Welcome to the first edition of Fungi Friday here on Forest Floor Narrative! Every Friday I will post a new fungus that I’ve encountered while scouring the forest floor. Many of the featured fungi are species that exist in temperate deciduous ecosystems, because I live in Western New York and encounter them the most. There will also be fungi that I’ve encountered in tropical regions and mountain ranges during times of vacation and research.
Anthracophyllum lateritium is a smaller wood decomposing species in the family Marasmiacae. I found this small fruiting body doing research in the Southern Appalachian Mountains. The genus Anthracophyllum contains ten species that are mostly found in tropical ecosystems. Parts of Southern Appalachia really do have that humid tropical vibe so it’s no surprise to find a saprotrophic species like this.

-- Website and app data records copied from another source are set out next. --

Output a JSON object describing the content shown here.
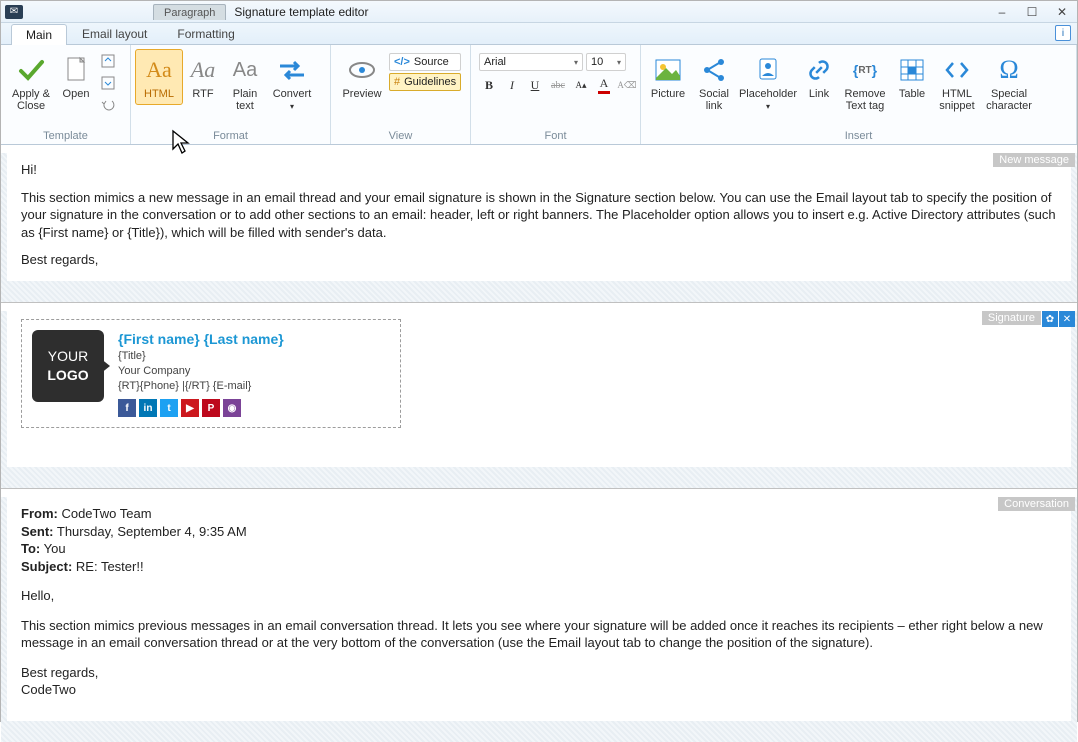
{
  "window": {
    "context_tab": "Paragraph",
    "title": "Signature template editor",
    "min": "–",
    "max": "☐",
    "close": "✕"
  },
  "tabs": {
    "main": "Main",
    "email_layout": "Email layout",
    "formatting": "Formatting"
  },
  "ribbon": {
    "template": {
      "title": "Template",
      "apply_close": "Apply & Close",
      "open": "Open"
    },
    "format": {
      "title": "Format",
      "html": "HTML",
      "rtf": "RTF",
      "plain": "Plain text",
      "convert": "Convert"
    },
    "view": {
      "title": "View",
      "preview": "Preview",
      "source": "Source",
      "guidelines": "Guidelines"
    },
    "font": {
      "title": "Font",
      "family": "Arial",
      "size": "10"
    },
    "insert": {
      "title": "Insert",
      "picture": "Picture",
      "social": "Social link",
      "placeholder": "Placeholder",
      "link": "Link",
      "remove_tag": "Remove Text tag",
      "table": "Table",
      "html_snippet": "HTML snippet",
      "special": "Special character"
    }
  },
  "sections": {
    "new_message": {
      "label": "New message",
      "greeting": "Hi!",
      "body": "This section mimics a new message in an email thread and your email signature is shown in the Signature section below. You can use the Email layout tab to specify the position of your signature in the conversation or to add other sections to an email: header, left or right banners. The Placeholder option allows you to insert e.g. Active Directory attributes (such as {First name} or {Title}), which will be filled with sender's data.",
      "signoff": "Best regards,"
    },
    "signature": {
      "label": "Signature",
      "name": "{First name} {Last name}",
      "title": "{Title}",
      "company": "Your Company",
      "phone": "{RT}{Phone} |{/RT} {E-mail}",
      "logo_top": "YOUR",
      "logo_bottom": "LOGO"
    },
    "conversation": {
      "label": "Conversation",
      "from_lbl": "From:",
      "from_val": " CodeTwo Team",
      "sent_lbl": "Sent:",
      "sent_val": " Thursday, September 4, 9:35 AM",
      "to_lbl": "To:",
      "to_val": " You",
      "subj_lbl": "Subject:",
      "subj_val": " RE: Tester!!",
      "hello": "Hello,",
      "body": "This section mimics previous messages in an email conversation thread. It lets you see where your signature will be added once it reaches its recipients – ether right below a new message in an email conversation thread or at the very bottom of the conversation (use the Email layout tab to change the position of the signature).",
      "sign1": "Best regards,",
      "sign2": "CodeTwo"
    }
  }
}
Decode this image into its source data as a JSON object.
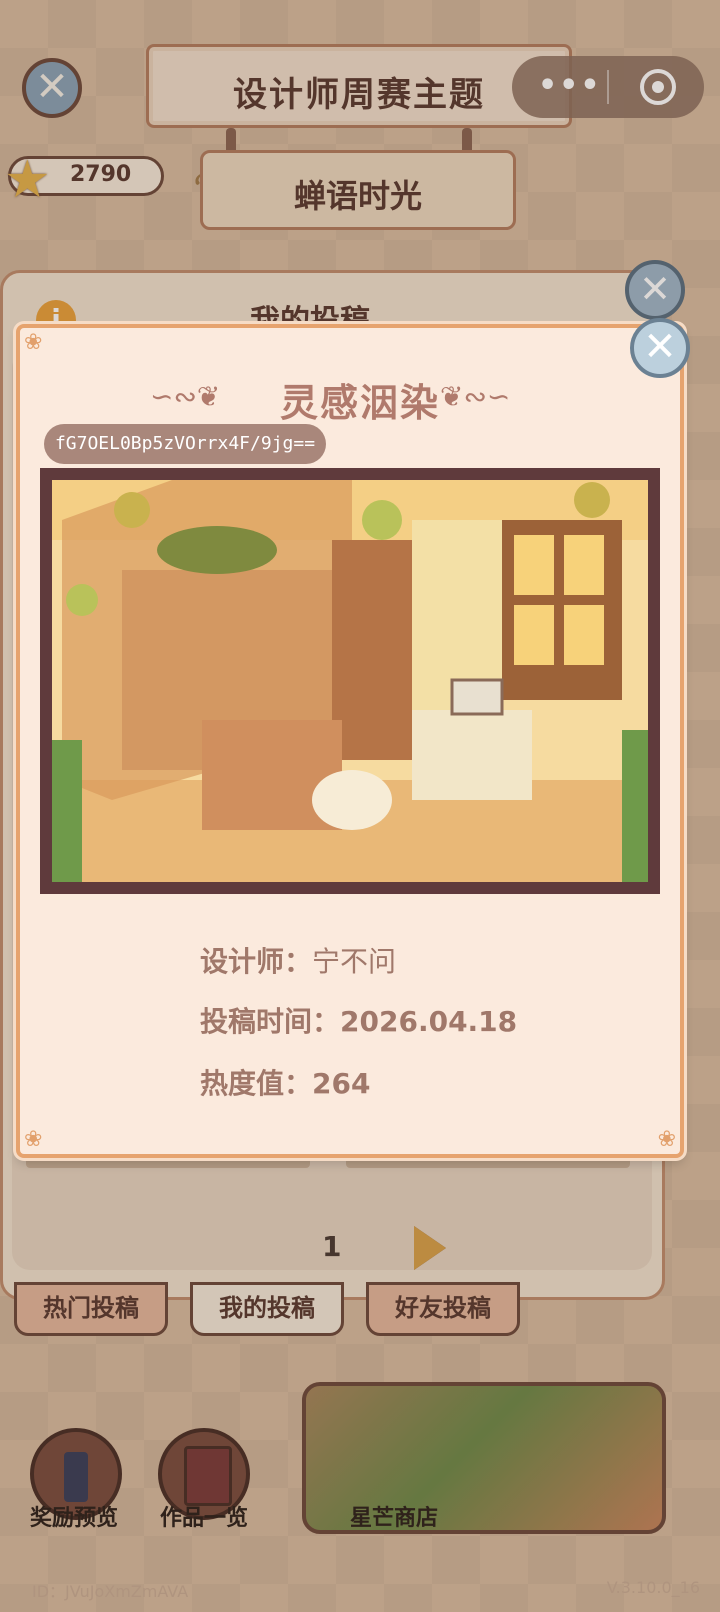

I chose this specimen as the first featured fungi because it’s an unassumingly boring brown mushroom when viewed from the top. However, once turned over, piercing red colored gills fill the eyes. This fungus is a metaphor for what I’m trying to accomplish here. At just a glance, the forest floor may seem like a slow moving, mundane place. Once it’s closely examined, its fine details are revealed and the forest floor becomes a place of wonder and delight. The forest floor is a sacred place worth preserving. The more people that revel in its uniqueness, the more protected these ecological gold mines will be.